Thursday, June 29, 2006
Reel life Bombay. Part 2
As part of my ongoing series on Bombay in movies, here's my take on "Satya". Just a recap - this series is a free-wheeling mix of Bombay in movies and about what the author (self and a couple of guest writers) felt when he/she saw it. Life, alive in the movies and in Bombay.
Satya (1998): From his first shot coming out of (where else?) VT Station to his dead body being turned by Inspector Khandilkar’s foot, Satya’s story was born amidst the dance bars, tabelas and jails of Bombay. And died a miserable death in a dingy house. The dark underbelly of Bombay and the politician-gunda nexus has rarely been shown as starkly in Hindi cinema as it has in Satya. Other than those oft-heard phrases, the word “raw” typically goes into any review of Satya.
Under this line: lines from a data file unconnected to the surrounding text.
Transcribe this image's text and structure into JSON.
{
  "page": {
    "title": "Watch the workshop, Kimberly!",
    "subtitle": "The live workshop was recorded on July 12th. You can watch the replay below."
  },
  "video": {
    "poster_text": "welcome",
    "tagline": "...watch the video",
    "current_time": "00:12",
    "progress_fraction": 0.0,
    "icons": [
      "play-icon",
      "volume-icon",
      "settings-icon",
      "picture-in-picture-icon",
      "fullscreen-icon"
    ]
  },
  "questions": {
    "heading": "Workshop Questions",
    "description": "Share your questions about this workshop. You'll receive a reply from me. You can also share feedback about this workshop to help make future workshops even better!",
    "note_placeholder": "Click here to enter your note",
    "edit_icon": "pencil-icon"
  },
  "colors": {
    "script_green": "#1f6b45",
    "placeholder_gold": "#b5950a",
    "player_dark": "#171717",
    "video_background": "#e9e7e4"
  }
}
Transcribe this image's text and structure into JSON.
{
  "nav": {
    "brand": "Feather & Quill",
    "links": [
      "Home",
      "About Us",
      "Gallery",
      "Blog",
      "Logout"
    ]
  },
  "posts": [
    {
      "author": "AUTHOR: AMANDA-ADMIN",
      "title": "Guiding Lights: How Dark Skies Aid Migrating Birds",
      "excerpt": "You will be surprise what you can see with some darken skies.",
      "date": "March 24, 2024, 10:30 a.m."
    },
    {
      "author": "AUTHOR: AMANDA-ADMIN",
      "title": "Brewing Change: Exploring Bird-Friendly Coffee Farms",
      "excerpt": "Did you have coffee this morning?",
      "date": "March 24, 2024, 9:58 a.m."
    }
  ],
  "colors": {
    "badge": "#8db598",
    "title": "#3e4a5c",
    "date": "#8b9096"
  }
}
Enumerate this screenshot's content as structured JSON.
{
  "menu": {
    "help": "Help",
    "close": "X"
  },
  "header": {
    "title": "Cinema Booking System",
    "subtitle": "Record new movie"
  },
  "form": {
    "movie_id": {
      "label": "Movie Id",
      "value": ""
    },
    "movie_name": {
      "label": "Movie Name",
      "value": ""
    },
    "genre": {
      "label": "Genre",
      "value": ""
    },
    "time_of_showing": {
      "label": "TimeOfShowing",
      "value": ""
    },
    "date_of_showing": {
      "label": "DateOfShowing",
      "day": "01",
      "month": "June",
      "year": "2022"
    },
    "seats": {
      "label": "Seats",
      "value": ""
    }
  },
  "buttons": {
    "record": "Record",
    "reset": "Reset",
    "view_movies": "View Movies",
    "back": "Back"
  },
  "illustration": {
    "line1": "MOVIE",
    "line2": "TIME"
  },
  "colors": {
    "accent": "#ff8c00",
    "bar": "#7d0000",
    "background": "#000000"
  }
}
Some scenes that I can never forget - Bhikhu Mhatre shouting out “Mumbai ka raja kaun? Bhikhu Mhatre!” on the rocks of Band Stand. Or Bhikhu pumping bullets into friend-turned-foe Guru, saying in anguish to Satya – “saala, dono ne same item ko bajaya tha”. And of course, the brilliant climax sequence shot amidst thousands of people at Chowpatty during Ganpati visarjan.
I saw Satya with my friends on a rain-soaked evening at Eros near Churchgate. We came in half drenched and reached home almost fully wet. We saw it a time when all of us were at an uncertain stage in our careers. Not that we fancied ourselves as goons. Not that we didn’t know crime didn’t pay. We saw on screen what we used to see in the papers. And sometimes had seen in real life. But most of all, we loved the crazy bunch in Bhikhu’s gang. The cigarettes, the booze, the drunkenness and the attitude.
In the years that followed, we danced to “Goli maar bheje main” when we were single, and “Sapne mein milti hai” when one of us got married. And on sobering down we talked about the times in our lives when we saw “Satya”. Even if the movie’s forgotten, the friendship isn’t.
This was Part 1: Filmiholic's take on Salaam Bombay.